* **REQUIREMENT**: The job is to find each line in the entries holding the string "bestanden" and copy that line.

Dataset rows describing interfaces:
^^^^
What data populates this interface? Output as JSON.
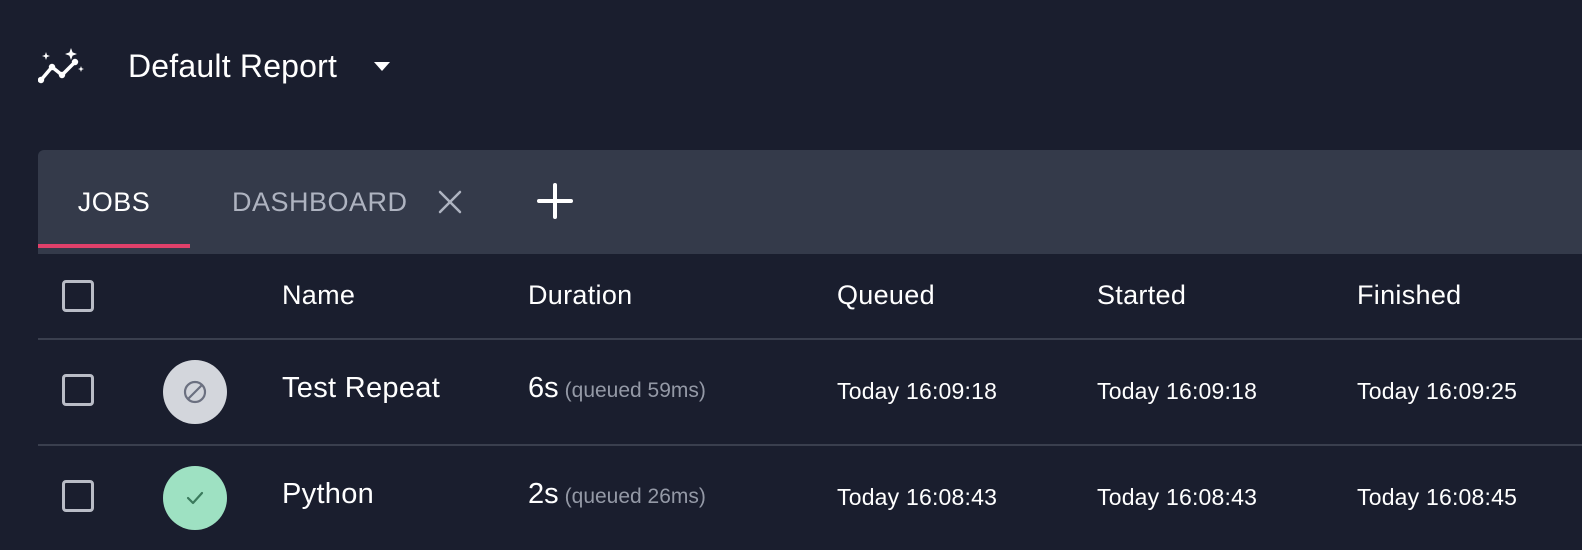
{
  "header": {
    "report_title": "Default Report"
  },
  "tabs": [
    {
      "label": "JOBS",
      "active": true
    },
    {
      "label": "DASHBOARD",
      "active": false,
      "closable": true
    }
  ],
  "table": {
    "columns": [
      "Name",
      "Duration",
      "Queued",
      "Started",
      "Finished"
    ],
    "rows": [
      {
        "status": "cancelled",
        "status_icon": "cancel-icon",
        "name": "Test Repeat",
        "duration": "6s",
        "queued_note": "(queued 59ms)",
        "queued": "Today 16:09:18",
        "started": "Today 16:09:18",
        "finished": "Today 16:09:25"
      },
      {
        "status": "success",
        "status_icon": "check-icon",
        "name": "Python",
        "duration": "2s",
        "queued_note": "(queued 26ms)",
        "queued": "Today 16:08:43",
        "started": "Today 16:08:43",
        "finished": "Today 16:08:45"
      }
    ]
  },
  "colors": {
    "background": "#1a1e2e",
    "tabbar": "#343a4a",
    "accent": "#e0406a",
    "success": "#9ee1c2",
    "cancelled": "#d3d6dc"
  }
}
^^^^
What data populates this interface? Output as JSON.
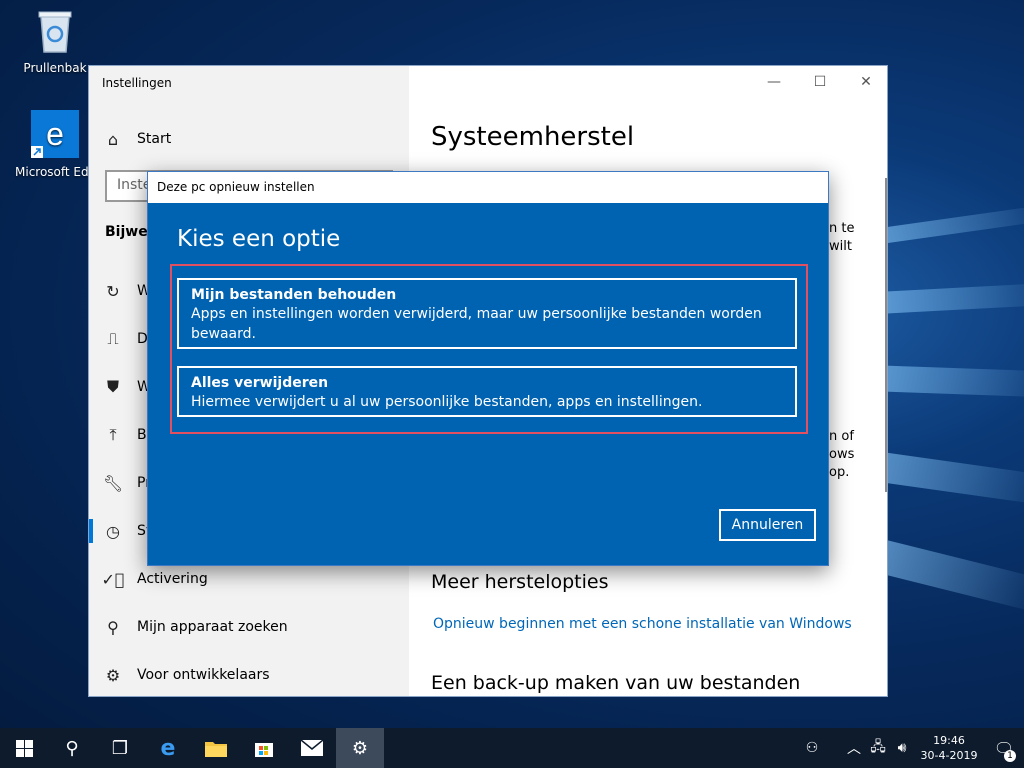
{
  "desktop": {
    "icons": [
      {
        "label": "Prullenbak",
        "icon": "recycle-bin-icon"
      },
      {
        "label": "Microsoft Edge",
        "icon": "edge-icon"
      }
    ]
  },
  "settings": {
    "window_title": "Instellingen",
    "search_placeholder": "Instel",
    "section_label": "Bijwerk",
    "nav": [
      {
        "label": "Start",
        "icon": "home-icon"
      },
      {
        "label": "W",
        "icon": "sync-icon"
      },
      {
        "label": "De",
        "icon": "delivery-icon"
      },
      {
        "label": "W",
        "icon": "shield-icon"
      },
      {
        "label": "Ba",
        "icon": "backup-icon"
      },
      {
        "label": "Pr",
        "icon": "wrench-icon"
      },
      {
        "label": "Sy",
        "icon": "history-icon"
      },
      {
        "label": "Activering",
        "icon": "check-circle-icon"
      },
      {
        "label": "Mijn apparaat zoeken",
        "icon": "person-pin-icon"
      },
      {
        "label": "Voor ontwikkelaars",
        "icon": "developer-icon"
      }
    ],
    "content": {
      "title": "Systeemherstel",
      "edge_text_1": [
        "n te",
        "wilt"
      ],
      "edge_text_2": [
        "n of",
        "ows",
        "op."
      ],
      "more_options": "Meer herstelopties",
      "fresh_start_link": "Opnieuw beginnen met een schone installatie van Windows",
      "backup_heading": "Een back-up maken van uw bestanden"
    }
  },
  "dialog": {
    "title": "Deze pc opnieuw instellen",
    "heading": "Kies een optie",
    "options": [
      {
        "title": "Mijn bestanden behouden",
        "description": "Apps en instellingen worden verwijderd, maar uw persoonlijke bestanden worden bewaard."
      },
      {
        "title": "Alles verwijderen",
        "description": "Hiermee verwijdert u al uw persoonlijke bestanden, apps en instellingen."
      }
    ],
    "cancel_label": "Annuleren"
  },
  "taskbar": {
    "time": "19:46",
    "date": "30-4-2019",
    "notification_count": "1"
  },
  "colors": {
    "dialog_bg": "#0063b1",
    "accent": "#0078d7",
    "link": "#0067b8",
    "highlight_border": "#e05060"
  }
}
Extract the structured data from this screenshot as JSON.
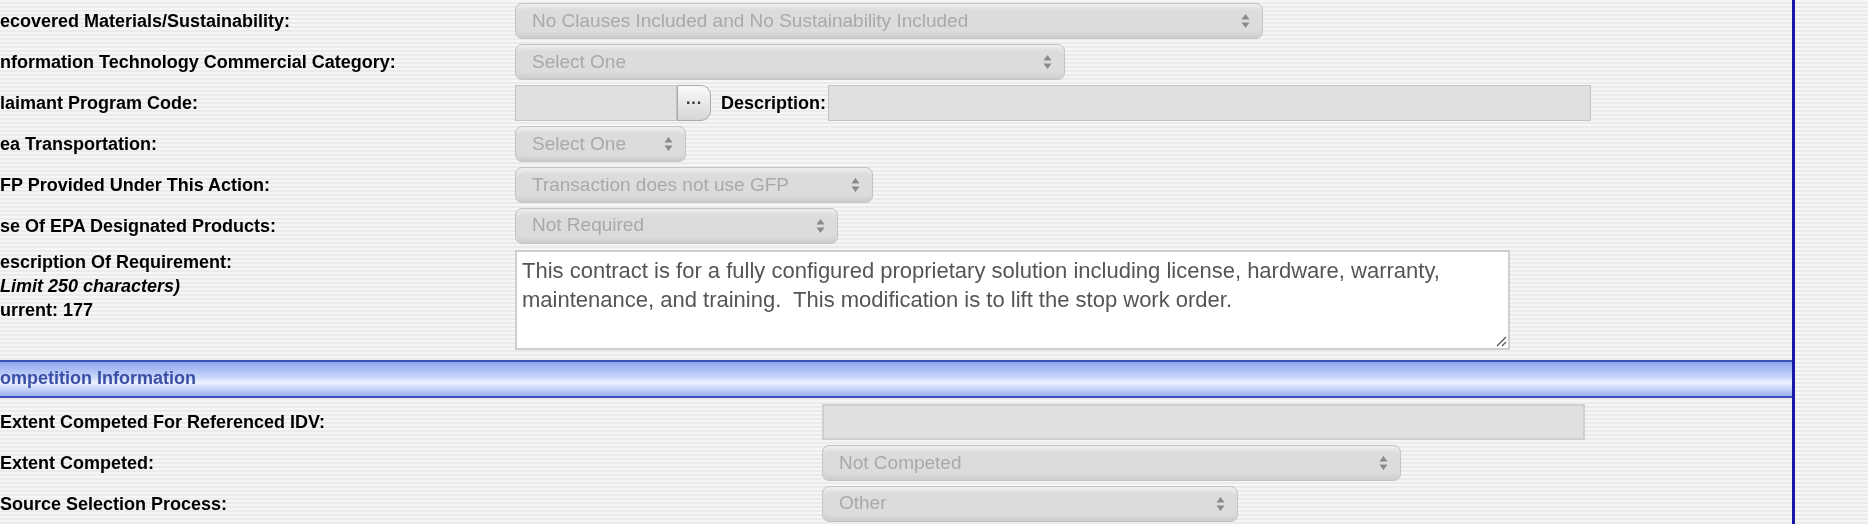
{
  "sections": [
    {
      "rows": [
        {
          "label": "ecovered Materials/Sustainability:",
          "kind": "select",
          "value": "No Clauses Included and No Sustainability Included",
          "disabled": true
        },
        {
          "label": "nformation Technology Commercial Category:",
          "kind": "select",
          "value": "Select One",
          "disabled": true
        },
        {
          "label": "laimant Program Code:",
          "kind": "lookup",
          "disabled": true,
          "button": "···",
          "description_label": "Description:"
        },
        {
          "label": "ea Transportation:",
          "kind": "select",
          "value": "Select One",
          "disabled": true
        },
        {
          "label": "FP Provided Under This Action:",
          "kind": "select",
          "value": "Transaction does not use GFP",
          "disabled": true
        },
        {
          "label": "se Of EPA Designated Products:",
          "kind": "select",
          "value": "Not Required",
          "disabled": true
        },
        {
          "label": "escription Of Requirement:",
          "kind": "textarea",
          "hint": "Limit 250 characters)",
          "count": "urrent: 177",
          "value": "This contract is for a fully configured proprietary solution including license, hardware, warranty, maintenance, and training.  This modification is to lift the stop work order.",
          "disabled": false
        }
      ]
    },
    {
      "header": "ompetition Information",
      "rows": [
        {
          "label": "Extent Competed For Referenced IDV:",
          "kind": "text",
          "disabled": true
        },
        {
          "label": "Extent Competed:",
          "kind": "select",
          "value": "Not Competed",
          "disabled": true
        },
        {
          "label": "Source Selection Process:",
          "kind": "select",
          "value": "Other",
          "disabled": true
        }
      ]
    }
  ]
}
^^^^
* **RESULT OF THIS TASK**:
      "backup_heading": "Een back-up maken van uw bestanden"
        "title": "Mijn bestanden behouden",
        "description": "Apps en instellingen worden verwijderd, maar uw persoonlijke bestanden worden bewaard."
        "description": "Hiermee verwijdert u al uw persoonlijke bestanden, apps en instellingen."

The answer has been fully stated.